## Page and application data records
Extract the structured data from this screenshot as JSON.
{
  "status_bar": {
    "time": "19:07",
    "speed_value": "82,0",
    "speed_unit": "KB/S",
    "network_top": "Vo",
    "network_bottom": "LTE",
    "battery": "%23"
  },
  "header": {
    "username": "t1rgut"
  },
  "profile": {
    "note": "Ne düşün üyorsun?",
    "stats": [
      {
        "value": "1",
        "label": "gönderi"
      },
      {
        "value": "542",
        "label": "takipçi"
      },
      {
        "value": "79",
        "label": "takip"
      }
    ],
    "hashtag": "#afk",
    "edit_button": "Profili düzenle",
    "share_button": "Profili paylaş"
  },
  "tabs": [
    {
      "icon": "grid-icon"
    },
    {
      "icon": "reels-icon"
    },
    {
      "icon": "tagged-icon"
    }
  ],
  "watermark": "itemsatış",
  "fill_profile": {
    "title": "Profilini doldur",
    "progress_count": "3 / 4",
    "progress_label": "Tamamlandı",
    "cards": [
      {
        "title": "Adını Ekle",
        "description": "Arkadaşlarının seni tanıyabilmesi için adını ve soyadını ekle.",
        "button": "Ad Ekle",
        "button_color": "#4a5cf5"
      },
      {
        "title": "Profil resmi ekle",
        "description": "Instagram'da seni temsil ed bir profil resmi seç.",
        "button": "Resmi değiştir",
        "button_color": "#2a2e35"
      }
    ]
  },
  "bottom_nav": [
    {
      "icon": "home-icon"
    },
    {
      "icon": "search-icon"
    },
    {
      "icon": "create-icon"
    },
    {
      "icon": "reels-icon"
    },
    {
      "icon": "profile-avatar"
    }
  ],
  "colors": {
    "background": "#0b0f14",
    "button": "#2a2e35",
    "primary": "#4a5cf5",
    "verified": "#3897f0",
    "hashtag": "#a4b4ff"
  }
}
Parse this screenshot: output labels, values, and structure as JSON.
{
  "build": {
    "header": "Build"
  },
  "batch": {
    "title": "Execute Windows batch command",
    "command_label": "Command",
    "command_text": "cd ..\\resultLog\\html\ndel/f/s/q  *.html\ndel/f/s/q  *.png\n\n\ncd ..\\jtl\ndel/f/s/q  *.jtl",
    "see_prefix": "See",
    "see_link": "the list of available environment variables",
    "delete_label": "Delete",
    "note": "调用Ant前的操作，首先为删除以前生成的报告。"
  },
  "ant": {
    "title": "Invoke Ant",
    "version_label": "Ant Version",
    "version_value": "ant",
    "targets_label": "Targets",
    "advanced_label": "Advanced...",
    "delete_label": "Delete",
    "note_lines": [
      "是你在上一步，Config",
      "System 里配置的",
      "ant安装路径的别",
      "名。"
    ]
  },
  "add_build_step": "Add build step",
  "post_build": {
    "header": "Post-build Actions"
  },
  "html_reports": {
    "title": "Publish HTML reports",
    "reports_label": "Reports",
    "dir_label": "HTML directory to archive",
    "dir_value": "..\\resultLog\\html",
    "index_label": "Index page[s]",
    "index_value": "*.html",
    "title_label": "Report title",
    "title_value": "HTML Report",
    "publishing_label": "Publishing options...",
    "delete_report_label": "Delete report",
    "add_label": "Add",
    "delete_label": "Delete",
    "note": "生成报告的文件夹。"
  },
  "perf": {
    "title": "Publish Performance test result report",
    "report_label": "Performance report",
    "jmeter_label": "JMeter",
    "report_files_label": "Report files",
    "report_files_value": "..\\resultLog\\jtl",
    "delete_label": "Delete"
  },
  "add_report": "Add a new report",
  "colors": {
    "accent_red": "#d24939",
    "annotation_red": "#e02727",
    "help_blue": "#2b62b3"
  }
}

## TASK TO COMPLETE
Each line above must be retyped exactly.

## OUTPUT FOR THIS EXERCISE
Extract the structured data from this screenshot as JSON.
{
  "status_bar": {
    "time": "19:07",
    "speed_value": "82,0",
    "speed_unit": "KB/S",
    "network_top": "Vo",
    "network_bottom": "LTE",
    "battery": "%23"
  },
  "header": {
    "username": "t1rgut"
  },
  "profile": {
    "note": "Ne düşün üyorsun?",
    "stats": [
      {
        "value": "1",
        "label": "gönderi"
      },
      {
        "value": "542",
        "label": "takipçi"
      },
      {
        "value": "79",
        "label": "takip"
      }
    ],
    "hashtag": "#afk",
    "edit_button": "Profili düzenle",
    "share_button": "Profili paylaş"
  },
  "tabs": [
    {
      "icon": "grid-icon"
    },
    {
      "icon": "reels-icon"
    },
    {
      "icon": "tagged-icon"
    }
  ],
  "watermark": "itemsatış",
  "fill_profile": {
    "title": "Profilini doldur",
    "progress_count": "3 / 4",
    "progress_label": "Tamamlandı",
    "cards": [
      {
        "title": "Adını Ekle",
        "description": "Arkadaşlarının seni tanıyabilmesi için adını ve soyadını ekle.",
        "button": "Ad Ekle",
        "button_color": "#4a5cf5"
      },
      {
        "title": "Profil resmi ekle",
        "description": "Instagram'da seni temsil ed bir profil resmi seç.",
        "button": "Resmi değiştir",
        "button_color": "#2a2e35"
      }
    ]
  },
  "bottom_nav": [
    {
      "icon": "home-icon"
    },
    {
      "icon": "search-icon"
    },
    {
      "icon": "create-icon"
    },
    {
      "icon": "reels-icon"
    },
    {
      "icon": "profile-avatar"
    }
  ],
  "colors": {
    "background": "#0b0f14",
    "button": "#2a2e35",
    "primary": "#4a5cf5",
    "verified": "#3897f0",
    "hashtag": "#a4b4ff"
  }
}
Parse this screenshot: output labels, values, and structure as JSON.
{
  "build": {
    "header": "Build"
  },
  "batch": {
    "title": "Execute Windows batch command",
    "command_label": "Command",
    "command_text": "cd ..\\resultLog\\html\ndel/f/s/q  *.html\ndel/f/s/q  *.png\n\n\ncd ..\\jtl\ndel/f/s/q  *.jtl",
    "see_prefix": "See",
    "see_link": "the list of available environment variables",
    "delete_label": "Delete",
    "note": "调用Ant前的操作，首先为删除以前生成的报告。"
  },
  "ant": {
    "title": "Invoke Ant",
    "version_label": "Ant Version",
    "version_value": "ant",
    "targets_label": "Targets",
    "advanced_label": "Advanced...",
    "delete_label": "Delete",
    "note_lines": [
      "是你在上一步，Config",
      "System 里配置的",
      "ant安装路径的别",
      "名。"
    ]
  },
  "add_build_step": "Add build step",
  "post_build": {
    "header": "Post-build Actions"
  },
  "html_reports": {
    "title": "Publish HTML reports",
    "reports_label": "Reports",
    "dir_label": "HTML directory to archive",
    "dir_value": "..\\resultLog\\html",
    "index_label": "Index page[s]",
    "index_value": "*.html",
    "title_label": "Report title",
    "title_value": "HTML Report",
    "publishing_label": "Publishing options...",
    "delete_report_label": "Delete report",
    "add_label": "Add",
    "delete_label": "Delete",
    "note": "生成报告的文件夹。"
  },
  "perf": {
    "title": "Publish Performance test result report",
    "report_label": "Performance report",
    "jmeter_label": "JMeter",
    "report_files_label": "Report files",
    "report_files_value": "..\\resultLog\\jtl",
    "delete_label": "Delete"
  },
  "add_report": "Add a new report",
  "colors": {
    "accent_red": "#d24939",
    "annotation_red": "#e02727",
    "help_blue": "#2b62b3"
  }
}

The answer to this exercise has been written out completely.